The response should contain every record, reproduced exactly.

== Exercise data ==

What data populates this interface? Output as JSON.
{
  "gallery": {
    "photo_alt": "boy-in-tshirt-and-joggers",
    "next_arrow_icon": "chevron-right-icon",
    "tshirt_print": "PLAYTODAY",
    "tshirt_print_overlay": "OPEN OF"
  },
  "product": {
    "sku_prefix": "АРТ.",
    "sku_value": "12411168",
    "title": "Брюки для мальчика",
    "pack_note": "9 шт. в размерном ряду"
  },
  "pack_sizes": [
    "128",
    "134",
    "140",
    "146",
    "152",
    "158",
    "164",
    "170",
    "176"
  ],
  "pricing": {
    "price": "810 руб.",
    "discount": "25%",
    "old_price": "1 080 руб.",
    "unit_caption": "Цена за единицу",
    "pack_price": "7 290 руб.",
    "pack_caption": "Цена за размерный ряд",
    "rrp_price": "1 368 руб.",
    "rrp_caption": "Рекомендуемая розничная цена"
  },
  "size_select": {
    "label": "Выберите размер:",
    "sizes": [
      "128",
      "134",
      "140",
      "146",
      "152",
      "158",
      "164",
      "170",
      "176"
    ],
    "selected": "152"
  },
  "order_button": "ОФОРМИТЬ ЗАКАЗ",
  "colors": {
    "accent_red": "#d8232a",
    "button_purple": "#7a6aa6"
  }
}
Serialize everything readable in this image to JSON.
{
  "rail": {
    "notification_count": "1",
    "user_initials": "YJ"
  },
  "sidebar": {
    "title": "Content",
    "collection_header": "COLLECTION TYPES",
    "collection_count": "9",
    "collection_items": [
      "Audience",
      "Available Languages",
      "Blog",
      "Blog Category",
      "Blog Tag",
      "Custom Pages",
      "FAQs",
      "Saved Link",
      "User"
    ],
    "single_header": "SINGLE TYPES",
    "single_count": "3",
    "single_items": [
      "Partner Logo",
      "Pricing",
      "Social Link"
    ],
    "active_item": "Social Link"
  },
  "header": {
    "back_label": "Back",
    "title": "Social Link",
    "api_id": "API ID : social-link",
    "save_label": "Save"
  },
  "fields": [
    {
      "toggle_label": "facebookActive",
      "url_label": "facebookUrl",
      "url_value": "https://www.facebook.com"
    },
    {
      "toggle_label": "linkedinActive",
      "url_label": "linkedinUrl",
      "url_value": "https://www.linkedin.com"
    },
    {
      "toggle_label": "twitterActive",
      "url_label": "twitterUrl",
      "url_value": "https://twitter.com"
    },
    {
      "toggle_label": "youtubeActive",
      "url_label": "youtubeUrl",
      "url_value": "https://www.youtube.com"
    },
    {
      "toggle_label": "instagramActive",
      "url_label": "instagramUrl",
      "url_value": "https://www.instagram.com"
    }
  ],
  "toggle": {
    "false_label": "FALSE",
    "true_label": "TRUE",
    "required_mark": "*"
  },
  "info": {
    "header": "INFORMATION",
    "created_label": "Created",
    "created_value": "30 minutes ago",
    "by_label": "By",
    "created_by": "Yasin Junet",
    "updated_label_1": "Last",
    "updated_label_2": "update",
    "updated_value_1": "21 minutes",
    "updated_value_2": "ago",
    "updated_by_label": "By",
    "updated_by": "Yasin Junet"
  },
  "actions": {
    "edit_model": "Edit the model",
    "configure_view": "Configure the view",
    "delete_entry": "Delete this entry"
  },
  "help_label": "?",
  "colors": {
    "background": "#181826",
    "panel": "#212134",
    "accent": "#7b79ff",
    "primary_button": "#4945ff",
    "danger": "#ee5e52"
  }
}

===

Exercise solution>
What data populates this interface? Output as JSON.
{
  "gallery": {
    "photo_alt": "boy-in-tshirt-and-joggers",
    "next_arrow_icon": "chevron-right-icon",
    "tshirt_print": "PLAYTODAY",
    "tshirt_print_overlay": "OPEN OF"
  },
  "product": {
    "sku_prefix": "АРТ.",
    "sku_value": "12411168",
    "title": "Брюки для мальчика",
    "pack_note": "9 шт. в размерном ряду"
  },
  "pack_sizes": [
    "128",
    "134",
    "140",
    "146",
    "152",
    "158",
    "164",
    "170",
    "176"
  ],
  "pricing": {
    "price": "810 руб.",
    "discount": "25%",
    "old_price": "1 080 руб.",
    "unit_caption": "Цена за единицу",
    "pack_price": "7 290 руб.",
    "pack_caption": "Цена за размерный ряд",
    "rrp_price": "1 368 руб.",
    "rrp_caption": "Рекомендуемая розничная цена"
  },
  "size_select": {
    "label": "Выберите размер:",
    "sizes": [
      "128",
      "134",
      "140",
      "146",
      "152",
      "158",
      "164",
      "170",
      "176"
    ],
    "selected": "152"
  },
  "order_button": "ОФОРМИТЬ ЗАКАЗ",
  "colors": {
    "accent_red": "#d8232a",
    "button_purple": "#7a6aa6"
  }
}
Serialize everything readable in this image to JSON.
{
  "rail": {
    "notification_count": "1",
    "user_initials": "YJ"
  },
  "sidebar": {
    "title": "Content",
    "collection_header": "COLLECTION TYPES",
    "collection_count": "9",
    "collection_items": [
      "Audience",
      "Available Languages",
      "Blog",
      "Blog Category",
      "Blog Tag",
      "Custom Pages",
      "FAQs",
      "Saved Link",
      "User"
    ],
    "single_header": "SINGLE TYPES",
    "single_count": "3",
    "single_items": [
      "Partner Logo",
      "Pricing",
      "Social Link"
    ],
    "active_item": "Social Link"
  },
  "header": {
    "back_label": "Back",
    "title": "Social Link",
    "api_id": "API ID : social-link",
    "save_label": "Save"
  },
  "fields": [
    {
      "toggle_label": "facebookActive",
      "url_label": "facebookUrl",
      "url_value": "https://www.facebook.com"
    },
    {
      "toggle_label": "linkedinActive",
      "url_label": "linkedinUrl",
      "url_value": "https://www.linkedin.com"
    },
    {
      "toggle_label": "twitterActive",
      "url_label": "twitterUrl",
      "url_value": "https://twitter.com"
    },
    {
      "toggle_label": "youtubeActive",
      "url_label": "youtubeUrl",
      "url_value": "https://www.youtube.com"
    },
    {
      "toggle_label": "instagramActive",
      "url_label": "instagramUrl",
      "url_value": "https://www.instagram.com"
    }
  ],
  "toggle": {
    "false_label": "FALSE",
    "true_label": "TRUE",
    "required_mark": "*"
  },
  "info": {
    "header": "INFORMATION",
    "created_label": "Created",
    "created_value": "30 minutes ago",
    "by_label": "By",
    "created_by": "Yasin Junet",
    "updated_label_1": "Last",
    "updated_label_2": "update",
    "updated_value_1": "21 minutes",
    "updated_value_2": "ago",
    "updated_by_label": "By",
    "updated_by": "Yasin Junet"
  },
  "actions": {
    "edit_model": "Edit the model",
    "configure_view": "Configure the view",
    "delete_entry": "Delete this entry"
  },
  "help_label": "?",
  "colors": {
    "background": "#181826",
    "panel": "#212134",
    "accent": "#7b79ff",
    "primary_button": "#4945ff",
    "danger": "#ee5e52"
  }
}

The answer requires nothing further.